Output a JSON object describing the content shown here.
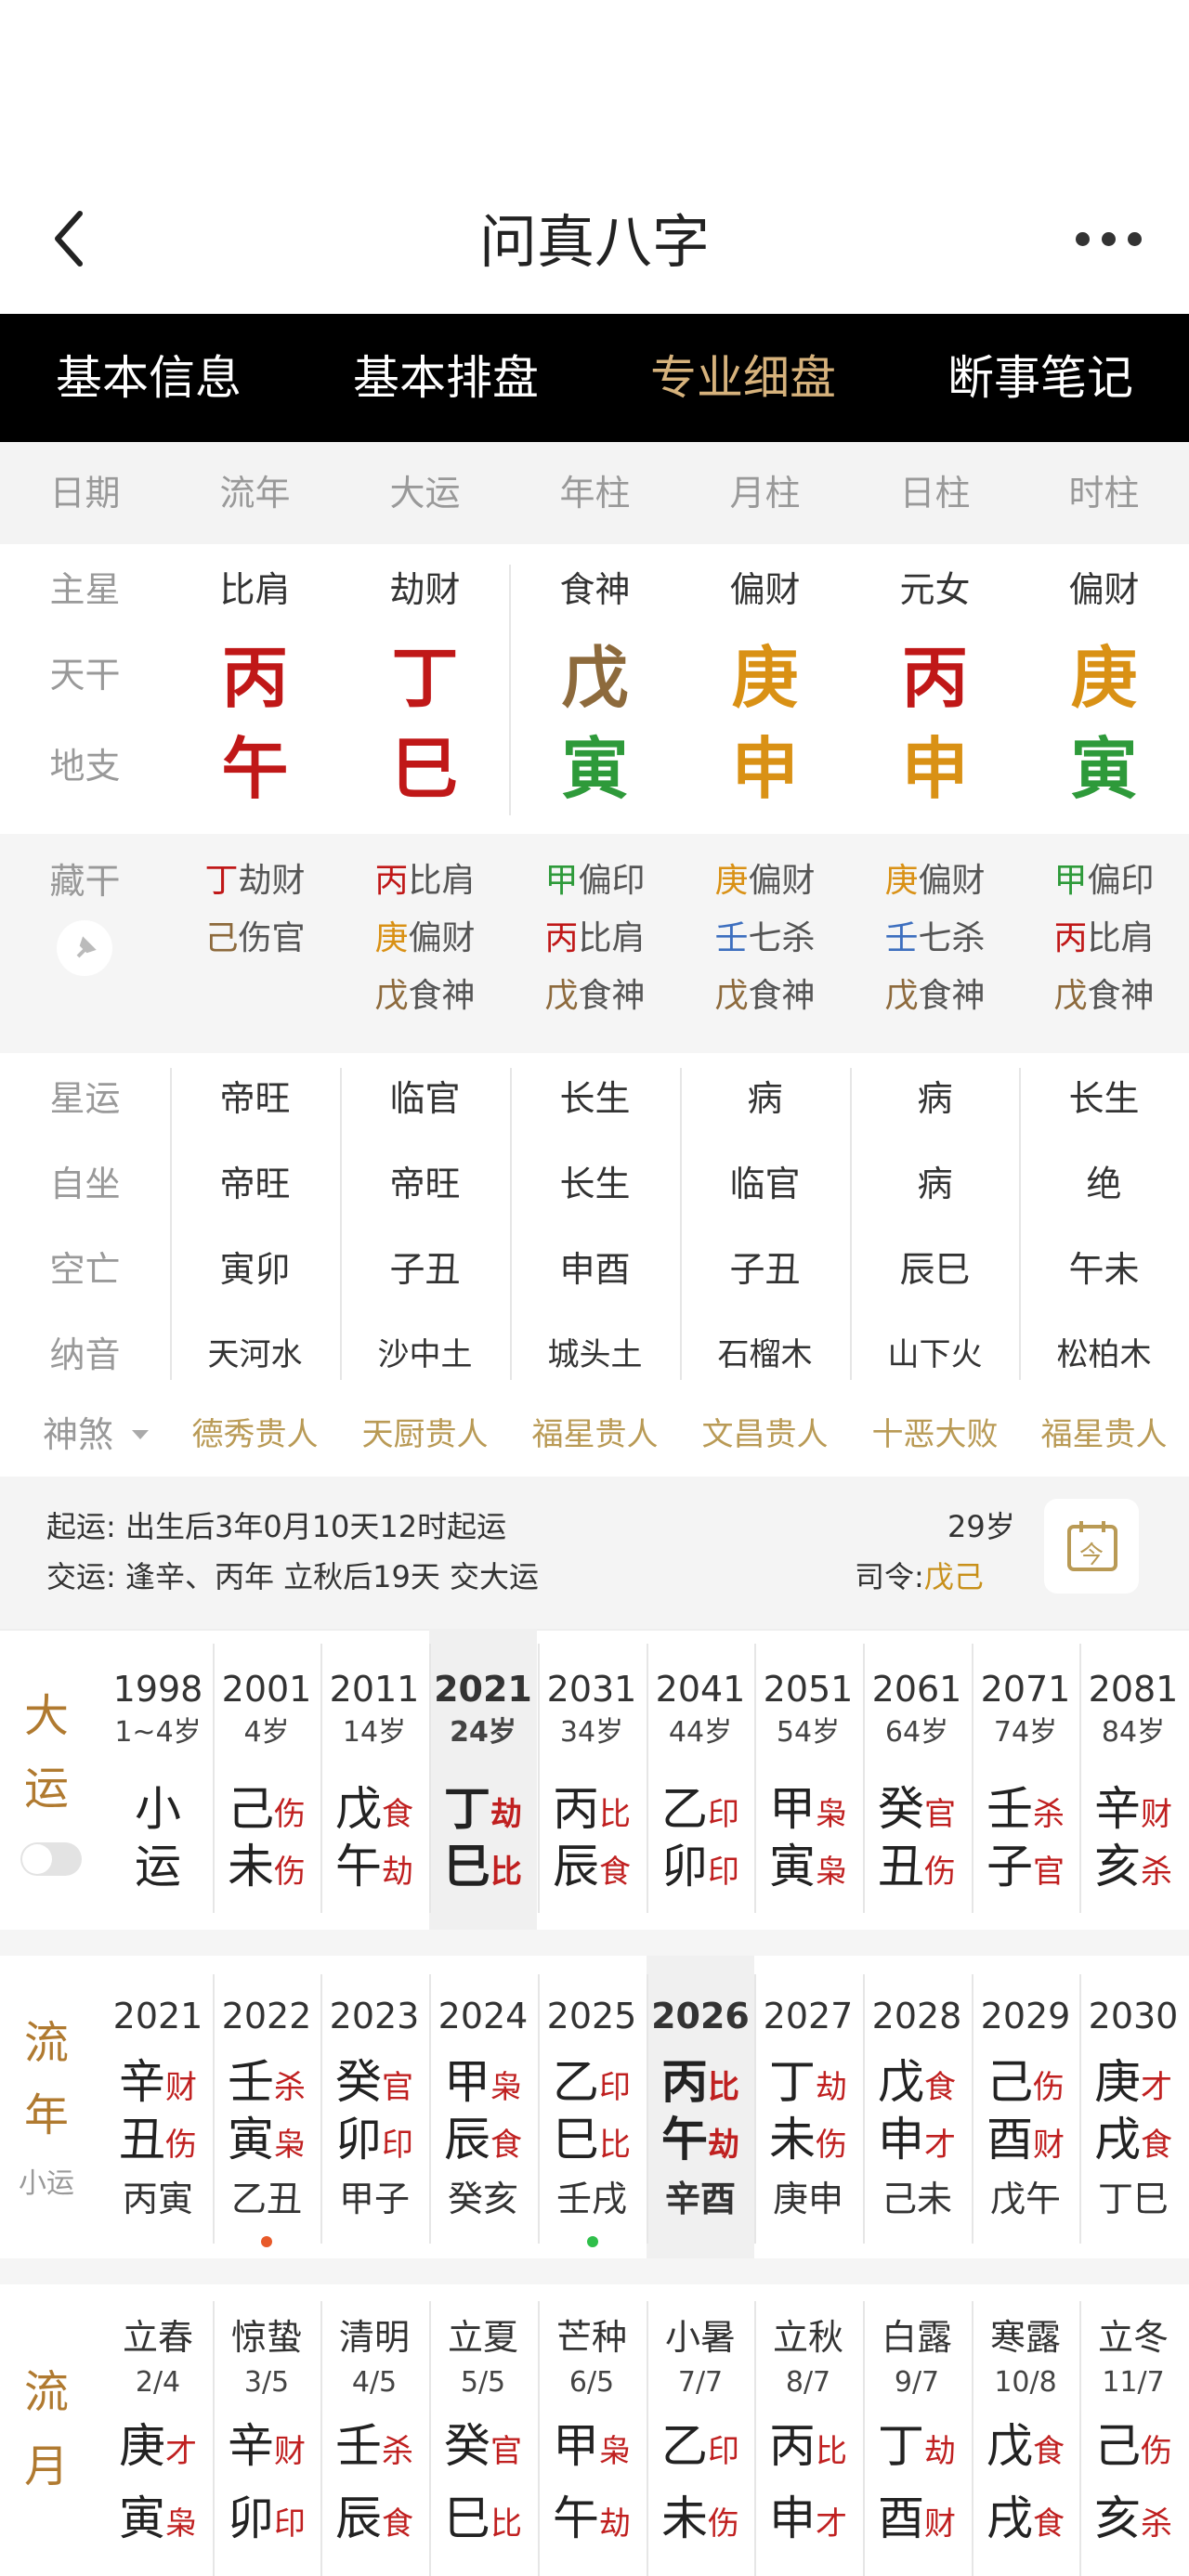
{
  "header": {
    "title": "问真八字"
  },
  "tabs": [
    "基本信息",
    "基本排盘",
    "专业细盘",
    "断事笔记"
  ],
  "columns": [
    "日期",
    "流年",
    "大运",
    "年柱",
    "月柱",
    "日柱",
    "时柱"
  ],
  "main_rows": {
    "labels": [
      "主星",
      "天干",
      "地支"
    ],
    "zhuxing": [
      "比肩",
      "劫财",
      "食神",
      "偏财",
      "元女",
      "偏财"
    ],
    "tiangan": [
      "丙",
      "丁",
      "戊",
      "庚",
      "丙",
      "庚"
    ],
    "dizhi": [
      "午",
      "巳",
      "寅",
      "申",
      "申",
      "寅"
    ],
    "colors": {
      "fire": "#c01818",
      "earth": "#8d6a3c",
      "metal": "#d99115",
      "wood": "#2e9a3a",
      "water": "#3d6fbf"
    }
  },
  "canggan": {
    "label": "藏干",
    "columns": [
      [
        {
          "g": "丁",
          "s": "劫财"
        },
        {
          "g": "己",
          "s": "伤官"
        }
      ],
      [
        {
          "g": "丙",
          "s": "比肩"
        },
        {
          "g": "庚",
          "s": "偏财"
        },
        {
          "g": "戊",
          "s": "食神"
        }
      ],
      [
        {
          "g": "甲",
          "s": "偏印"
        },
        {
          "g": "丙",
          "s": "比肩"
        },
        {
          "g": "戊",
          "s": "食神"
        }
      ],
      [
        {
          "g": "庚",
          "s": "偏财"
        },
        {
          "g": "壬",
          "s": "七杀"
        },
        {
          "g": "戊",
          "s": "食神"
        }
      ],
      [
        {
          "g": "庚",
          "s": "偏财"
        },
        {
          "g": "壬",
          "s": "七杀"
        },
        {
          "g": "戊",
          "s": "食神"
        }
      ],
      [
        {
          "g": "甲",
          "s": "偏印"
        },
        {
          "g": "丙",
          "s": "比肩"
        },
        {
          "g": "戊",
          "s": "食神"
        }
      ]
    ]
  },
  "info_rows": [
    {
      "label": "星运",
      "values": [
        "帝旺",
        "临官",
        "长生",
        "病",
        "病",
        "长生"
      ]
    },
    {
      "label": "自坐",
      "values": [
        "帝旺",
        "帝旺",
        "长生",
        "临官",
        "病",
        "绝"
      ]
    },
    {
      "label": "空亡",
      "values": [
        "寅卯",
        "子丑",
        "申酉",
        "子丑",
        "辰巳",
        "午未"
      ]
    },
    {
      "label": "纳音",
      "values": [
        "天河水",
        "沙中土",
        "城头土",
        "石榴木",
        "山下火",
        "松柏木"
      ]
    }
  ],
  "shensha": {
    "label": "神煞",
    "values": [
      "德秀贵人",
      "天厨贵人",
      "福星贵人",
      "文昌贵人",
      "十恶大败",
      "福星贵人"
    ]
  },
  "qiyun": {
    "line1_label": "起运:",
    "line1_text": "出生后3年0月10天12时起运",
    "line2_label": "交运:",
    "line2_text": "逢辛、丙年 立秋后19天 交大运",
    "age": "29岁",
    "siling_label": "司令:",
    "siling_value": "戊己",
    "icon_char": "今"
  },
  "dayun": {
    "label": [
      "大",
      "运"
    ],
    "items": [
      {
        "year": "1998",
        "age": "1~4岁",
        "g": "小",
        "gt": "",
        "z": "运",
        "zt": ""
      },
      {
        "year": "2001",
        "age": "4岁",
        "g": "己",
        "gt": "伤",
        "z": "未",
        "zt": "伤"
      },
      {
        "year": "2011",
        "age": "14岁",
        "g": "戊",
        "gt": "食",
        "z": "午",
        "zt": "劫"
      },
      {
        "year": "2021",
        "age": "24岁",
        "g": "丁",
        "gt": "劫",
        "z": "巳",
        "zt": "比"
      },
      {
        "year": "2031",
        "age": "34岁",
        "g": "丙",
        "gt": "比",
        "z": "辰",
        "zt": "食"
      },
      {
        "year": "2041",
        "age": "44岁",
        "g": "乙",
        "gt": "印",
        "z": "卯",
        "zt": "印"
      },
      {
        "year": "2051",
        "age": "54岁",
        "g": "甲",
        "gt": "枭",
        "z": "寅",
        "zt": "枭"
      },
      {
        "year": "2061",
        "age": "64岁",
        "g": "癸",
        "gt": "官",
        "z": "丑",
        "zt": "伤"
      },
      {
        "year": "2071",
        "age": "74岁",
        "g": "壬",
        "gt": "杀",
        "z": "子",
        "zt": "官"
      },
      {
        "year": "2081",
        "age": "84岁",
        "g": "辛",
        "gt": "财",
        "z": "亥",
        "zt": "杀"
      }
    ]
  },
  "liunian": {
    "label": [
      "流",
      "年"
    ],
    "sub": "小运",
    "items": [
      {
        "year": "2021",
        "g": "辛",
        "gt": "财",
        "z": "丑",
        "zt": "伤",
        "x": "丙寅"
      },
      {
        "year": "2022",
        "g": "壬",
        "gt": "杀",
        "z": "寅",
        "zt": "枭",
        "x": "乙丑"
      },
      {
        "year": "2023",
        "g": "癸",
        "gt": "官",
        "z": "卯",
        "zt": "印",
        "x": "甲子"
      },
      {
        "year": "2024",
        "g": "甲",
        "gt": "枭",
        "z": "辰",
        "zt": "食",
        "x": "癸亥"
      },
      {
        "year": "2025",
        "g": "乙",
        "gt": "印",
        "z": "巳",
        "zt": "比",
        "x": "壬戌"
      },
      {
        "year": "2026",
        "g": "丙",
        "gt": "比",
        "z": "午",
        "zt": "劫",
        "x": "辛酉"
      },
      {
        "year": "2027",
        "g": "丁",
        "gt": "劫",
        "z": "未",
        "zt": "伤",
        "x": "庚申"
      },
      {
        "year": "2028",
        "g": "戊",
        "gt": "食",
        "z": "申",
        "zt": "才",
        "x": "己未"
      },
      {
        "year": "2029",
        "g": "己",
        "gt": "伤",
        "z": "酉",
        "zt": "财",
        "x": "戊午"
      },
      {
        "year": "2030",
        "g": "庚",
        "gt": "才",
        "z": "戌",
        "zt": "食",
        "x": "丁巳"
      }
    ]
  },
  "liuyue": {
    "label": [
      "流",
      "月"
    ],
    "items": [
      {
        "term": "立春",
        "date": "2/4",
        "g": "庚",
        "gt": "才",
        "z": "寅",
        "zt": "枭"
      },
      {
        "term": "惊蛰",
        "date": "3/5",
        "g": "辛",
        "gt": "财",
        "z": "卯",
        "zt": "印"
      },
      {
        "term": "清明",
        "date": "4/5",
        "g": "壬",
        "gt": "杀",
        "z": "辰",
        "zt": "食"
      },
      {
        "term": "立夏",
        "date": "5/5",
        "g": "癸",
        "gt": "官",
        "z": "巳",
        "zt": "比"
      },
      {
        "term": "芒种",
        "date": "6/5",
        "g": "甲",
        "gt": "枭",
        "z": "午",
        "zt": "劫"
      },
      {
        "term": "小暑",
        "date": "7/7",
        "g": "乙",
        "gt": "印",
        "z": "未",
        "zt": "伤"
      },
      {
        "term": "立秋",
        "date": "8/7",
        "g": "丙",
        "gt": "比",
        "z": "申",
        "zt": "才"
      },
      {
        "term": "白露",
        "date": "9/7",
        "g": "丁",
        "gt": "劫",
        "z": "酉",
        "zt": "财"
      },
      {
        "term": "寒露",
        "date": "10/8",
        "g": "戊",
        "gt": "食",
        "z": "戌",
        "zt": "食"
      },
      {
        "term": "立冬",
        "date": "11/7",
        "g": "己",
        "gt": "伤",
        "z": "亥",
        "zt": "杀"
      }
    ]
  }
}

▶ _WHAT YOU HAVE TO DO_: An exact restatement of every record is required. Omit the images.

▶ _OUTPUT FOR THIS EXERCISE_:
Output a JSON object describing the content shown here.
{
  "header": {
    "title": "问真八字"
  },
  "tabs": [
    "基本信息",
    "基本排盘",
    "专业细盘",
    "断事笔记"
  ],
  "columns": [
    "日期",
    "流年",
    "大运",
    "年柱",
    "月柱",
    "日柱",
    "时柱"
  ],
  "main_rows": {
    "labels": [
      "主星",
      "天干",
      "地支"
    ],
    "zhuxing": [
      "比肩",
      "劫财",
      "食神",
      "偏财",
      "元女",
      "偏财"
    ],
    "tiangan": [
      "丙",
      "丁",
      "戊",
      "庚",
      "丙",
      "庚"
    ],
    "dizhi": [
      "午",
      "巳",
      "寅",
      "申",
      "申",
      "寅"
    ],
    "colors": {
      "fire": "#c01818",
      "earth": "#8d6a3c",
      "metal": "#d99115",
      "wood": "#2e9a3a",
      "water": "#3d6fbf"
    }
  },
  "canggan": {
    "label": "藏干",
    "columns": [
      [
        {
          "g": "丁",
          "s": "劫财"
        },
        {
          "g": "己",
          "s": "伤官"
        }
      ],
      [
        {
          "g": "丙",
          "s": "比肩"
        },
        {
          "g": "庚",
          "s": "偏财"
        },
        {
          "g": "戊",
          "s": "食神"
        }
      ],
      [
        {
          "g": "甲",
          "s": "偏印"
        },
        {
          "g": "丙",
          "s": "比肩"
        },
        {
          "g": "戊",
          "s": "食神"
        }
      ],
      [
        {
          "g": "庚",
          "s": "偏财"
        },
        {
          "g": "壬",
          "s": "七杀"
        },
        {
          "g": "戊",
          "s": "食神"
        }
      ],
      [
        {
          "g": "庚",
          "s": "偏财"
        },
        {
          "g": "壬",
          "s": "七杀"
        },
        {
          "g": "戊",
          "s": "食神"
        }
      ],
      [
        {
          "g": "甲",
          "s": "偏印"
        },
        {
          "g": "丙",
          "s": "比肩"
        },
        {
          "g": "戊",
          "s": "食神"
        }
      ]
    ]
  },
  "info_rows": [
    {
      "label": "星运",
      "values": [
        "帝旺",
        "临官",
        "长生",
        "病",
        "病",
        "长生"
      ]
    },
    {
      "label": "自坐",
      "values": [
        "帝旺",
        "帝旺",
        "长生",
        "临官",
        "病",
        "绝"
      ]
    },
    {
      "label": "空亡",
      "values": [
        "寅卯",
        "子丑",
        "申酉",
        "子丑",
        "辰巳",
        "午未"
      ]
    },
    {
      "label": "纳音",
      "values": [
        "天河水",
        "沙中土",
        "城头土",
        "石榴木",
        "山下火",
        "松柏木"
      ]
    }
  ],
  "shensha": {
    "label": "神煞",
    "values": [
      "德秀贵人",
      "天厨贵人",
      "福星贵人",
      "文昌贵人",
      "十恶大败",
      "福星贵人"
    ]
  },
  "qiyun": {
    "line1_label": "起运:",
    "line1_text": "出生后3年0月10天12时起运",
    "line2_label": "交运:",
    "line2_text": "逢辛、丙年 立秋后19天 交大运",
    "age": "29岁",
    "siling_label": "司令:",
    "siling_value": "戊己",
    "icon_char": "今"
  },
  "dayun": {
    "label": [
      "大",
      "运"
    ],
    "items": [
      {
        "year": "1998",
        "age": "1~4岁",
        "g": "小",
        "gt": "",
        "z": "运",
        "zt": ""
      },
      {
        "year": "2001",
        "age": "4岁",
        "g": "己",
        "gt": "伤",
        "z": "未",
        "zt": "伤"
      },
      {
        "year": "2011",
        "age": "14岁",
        "g": "戊",
        "gt": "食",
        "z": "午",
        "zt": "劫"
      },
      {
        "year": "2021",
        "age": "24岁",
        "g": "丁",
        "gt": "劫",
        "z": "巳",
        "zt": "比"
      },
      {
        "year": "2031",
        "age": "34岁",
        "g": "丙",
        "gt": "比",
        "z": "辰",
        "zt": "食"
      },
      {
        "year": "2041",
        "age": "44岁",
        "g": "乙",
        "gt": "印",
        "z": "卯",
        "zt": "印"
      },
      {
        "year": "2051",
        "age": "54岁",
        "g": "甲",
        "gt": "枭",
        "z": "寅",
        "zt": "枭"
      },
      {
        "year": "2061",
        "age": "64岁",
        "g": "癸",
        "gt": "官",
        "z": "丑",
        "zt": "伤"
      },
      {
        "year": "2071",
        "age": "74岁",
        "g": "壬",
        "gt": "杀",
        "z": "子",
        "zt": "官"
      },
      {
        "year": "2081",
        "age": "84岁",
        "g": "辛",
        "gt": "财",
        "z": "亥",
        "zt": "杀"
      }
    ]
  },
  "liunian": {
    "label": [
      "流",
      "年"
    ],
    "sub": "小运",
    "items": [
      {
        "year": "2021",
        "g": "辛",
        "gt": "财",
        "z": "丑",
        "zt": "伤",
        "x": "丙寅"
      },
      {
        "year": "2022",
        "g": "壬",
        "gt": "杀",
        "z": "寅",
        "zt": "枭",
        "x": "乙丑"
      },
      {
        "year": "2023",
        "g": "癸",
        "gt": "官",
        "z": "卯",
        "zt": "印",
        "x": "甲子"
      },
      {
        "year": "2024",
        "g": "甲",
        "gt": "枭",
        "z": "辰",
        "zt": "食",
        "x": "癸亥"
      },
      {
        "year": "2025",
        "g": "乙",
        "gt": "印",
        "z": "巳",
        "zt": "比",
        "x": "壬戌"
      },
      {
        "year": "2026",
        "g": "丙",
        "gt": "比",
        "z": "午",
        "zt": "劫",
        "x": "辛酉"
      },
      {
        "year": "2027",
        "g": "丁",
        "gt": "劫",
        "z": "未",
        "zt": "伤",
        "x": "庚申"
      },
      {
        "year": "2028",
        "g": "戊",
        "gt": "食",
        "z": "申",
        "zt": "才",
        "x": "己未"
      },
      {
        "year": "2029",
        "g": "己",
        "gt": "伤",
        "z": "酉",
        "zt": "财",
        "x": "戊午"
      },
      {
        "year": "2030",
        "g": "庚",
        "gt": "才",
        "z": "戌",
        "zt": "食",
        "x": "丁巳"
      }
    ]
  },
  "liuyue": {
    "label": [
      "流",
      "月"
    ],
    "items": [
      {
        "term": "立春",
        "date": "2/4",
        "g": "庚",
        "gt": "才",
        "z": "寅",
        "zt": "枭"
      },
      {
        "term": "惊蛰",
        "date": "3/5",
        "g": "辛",
        "gt": "财",
        "z": "卯",
        "zt": "印"
      },
      {
        "term": "清明",
        "date": "4/5",
        "g": "壬",
        "gt": "杀",
        "z": "辰",
        "zt": "食"
      },
      {
        "term": "立夏",
        "date": "5/5",
        "g": "癸",
        "gt": "官",
        "z": "巳",
        "zt": "比"
      },
      {
        "term": "芒种",
        "date": "6/5",
        "g": "甲",
        "gt": "枭",
        "z": "午",
        "zt": "劫"
      },
      {
        "term": "小暑",
        "date": "7/7",
        "g": "乙",
        "gt": "印",
        "z": "未",
        "zt": "伤"
      },
      {
        "term": "立秋",
        "date": "8/7",
        "g": "丙",
        "gt": "比",
        "z": "申",
        "zt": "才"
      },
      {
        "term": "白露",
        "date": "9/7",
        "g": "丁",
        "gt": "劫",
        "z": "酉",
        "zt": "财"
      },
      {
        "term": "寒露",
        "date": "10/8",
        "g": "戊",
        "gt": "食",
        "z": "戌",
        "zt": "食"
      },
      {
        "term": "立冬",
        "date": "11/7",
        "g": "己",
        "gt": "伤",
        "z": "亥",
        "zt": "杀"
      }
    ]
  }
}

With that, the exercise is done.